-- EXTRACTED DATA follows --

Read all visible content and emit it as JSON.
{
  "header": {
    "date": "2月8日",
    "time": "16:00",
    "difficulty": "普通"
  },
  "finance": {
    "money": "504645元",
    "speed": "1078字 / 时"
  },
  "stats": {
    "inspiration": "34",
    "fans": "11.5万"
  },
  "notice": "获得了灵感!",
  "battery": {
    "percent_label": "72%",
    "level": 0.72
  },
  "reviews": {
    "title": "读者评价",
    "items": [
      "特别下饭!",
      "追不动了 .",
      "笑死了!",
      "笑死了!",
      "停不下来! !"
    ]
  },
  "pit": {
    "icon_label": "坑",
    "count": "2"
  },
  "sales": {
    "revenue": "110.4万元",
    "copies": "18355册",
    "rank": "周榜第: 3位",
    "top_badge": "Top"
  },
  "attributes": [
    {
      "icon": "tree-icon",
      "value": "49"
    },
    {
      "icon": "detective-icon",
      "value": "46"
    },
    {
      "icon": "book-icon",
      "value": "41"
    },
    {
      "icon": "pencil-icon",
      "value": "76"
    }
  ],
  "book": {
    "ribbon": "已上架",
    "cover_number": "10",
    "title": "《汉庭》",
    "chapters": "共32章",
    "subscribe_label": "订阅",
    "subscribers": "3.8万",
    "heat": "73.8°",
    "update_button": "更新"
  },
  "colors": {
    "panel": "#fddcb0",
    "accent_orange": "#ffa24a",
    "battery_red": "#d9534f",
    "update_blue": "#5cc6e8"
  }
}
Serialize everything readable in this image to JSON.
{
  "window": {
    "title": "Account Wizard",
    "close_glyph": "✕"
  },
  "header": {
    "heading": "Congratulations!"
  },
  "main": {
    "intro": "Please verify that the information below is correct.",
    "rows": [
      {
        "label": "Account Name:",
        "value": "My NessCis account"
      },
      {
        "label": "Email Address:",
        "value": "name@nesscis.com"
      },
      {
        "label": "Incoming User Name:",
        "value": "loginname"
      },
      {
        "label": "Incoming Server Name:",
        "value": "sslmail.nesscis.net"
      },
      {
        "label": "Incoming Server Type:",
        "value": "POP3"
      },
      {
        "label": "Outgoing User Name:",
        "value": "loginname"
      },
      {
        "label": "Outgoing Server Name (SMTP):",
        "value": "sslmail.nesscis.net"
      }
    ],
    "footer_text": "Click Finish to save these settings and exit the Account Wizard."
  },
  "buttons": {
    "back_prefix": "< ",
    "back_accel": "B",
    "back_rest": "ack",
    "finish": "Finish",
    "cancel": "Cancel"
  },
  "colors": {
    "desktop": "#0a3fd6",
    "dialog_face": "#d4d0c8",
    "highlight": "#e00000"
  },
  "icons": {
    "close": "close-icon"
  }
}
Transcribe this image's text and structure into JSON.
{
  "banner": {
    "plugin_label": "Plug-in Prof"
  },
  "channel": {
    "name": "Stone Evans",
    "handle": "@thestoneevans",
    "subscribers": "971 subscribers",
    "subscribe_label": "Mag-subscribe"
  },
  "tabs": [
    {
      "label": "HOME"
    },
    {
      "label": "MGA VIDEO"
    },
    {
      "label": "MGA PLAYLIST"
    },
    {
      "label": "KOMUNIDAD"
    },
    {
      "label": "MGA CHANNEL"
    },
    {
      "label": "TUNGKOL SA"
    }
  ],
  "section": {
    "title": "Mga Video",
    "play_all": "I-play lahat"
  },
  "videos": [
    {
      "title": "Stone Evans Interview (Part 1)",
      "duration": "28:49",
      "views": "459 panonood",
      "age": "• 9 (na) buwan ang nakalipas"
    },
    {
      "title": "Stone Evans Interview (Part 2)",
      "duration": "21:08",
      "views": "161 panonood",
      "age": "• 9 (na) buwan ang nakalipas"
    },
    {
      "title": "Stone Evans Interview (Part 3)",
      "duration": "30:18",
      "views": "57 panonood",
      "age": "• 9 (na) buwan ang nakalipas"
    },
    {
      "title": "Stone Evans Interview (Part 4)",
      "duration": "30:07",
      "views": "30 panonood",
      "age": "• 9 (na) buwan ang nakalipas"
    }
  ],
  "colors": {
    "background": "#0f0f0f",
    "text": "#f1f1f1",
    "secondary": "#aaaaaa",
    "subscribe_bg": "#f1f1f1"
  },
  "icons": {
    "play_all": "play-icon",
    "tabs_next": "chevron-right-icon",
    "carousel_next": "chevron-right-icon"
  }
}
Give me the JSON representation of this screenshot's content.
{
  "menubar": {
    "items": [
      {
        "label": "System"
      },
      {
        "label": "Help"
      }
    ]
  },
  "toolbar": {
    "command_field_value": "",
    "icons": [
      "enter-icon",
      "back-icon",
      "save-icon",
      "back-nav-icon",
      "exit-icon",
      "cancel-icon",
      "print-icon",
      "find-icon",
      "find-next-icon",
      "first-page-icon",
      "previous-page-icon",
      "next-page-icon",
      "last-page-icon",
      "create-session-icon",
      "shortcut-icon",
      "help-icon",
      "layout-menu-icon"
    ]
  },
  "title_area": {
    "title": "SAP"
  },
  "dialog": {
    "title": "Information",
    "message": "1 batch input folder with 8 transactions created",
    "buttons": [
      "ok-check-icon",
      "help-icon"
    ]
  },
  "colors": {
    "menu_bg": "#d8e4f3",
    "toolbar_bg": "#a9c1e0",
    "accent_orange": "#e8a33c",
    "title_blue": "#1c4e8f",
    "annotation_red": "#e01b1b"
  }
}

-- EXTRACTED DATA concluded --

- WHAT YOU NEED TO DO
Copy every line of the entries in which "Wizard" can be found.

- RESPONSE TO THIS EXERCISE
    "title": "Account Wizard",
    "footer_text": "Click Finish to save these settings and exit the Account Wizard."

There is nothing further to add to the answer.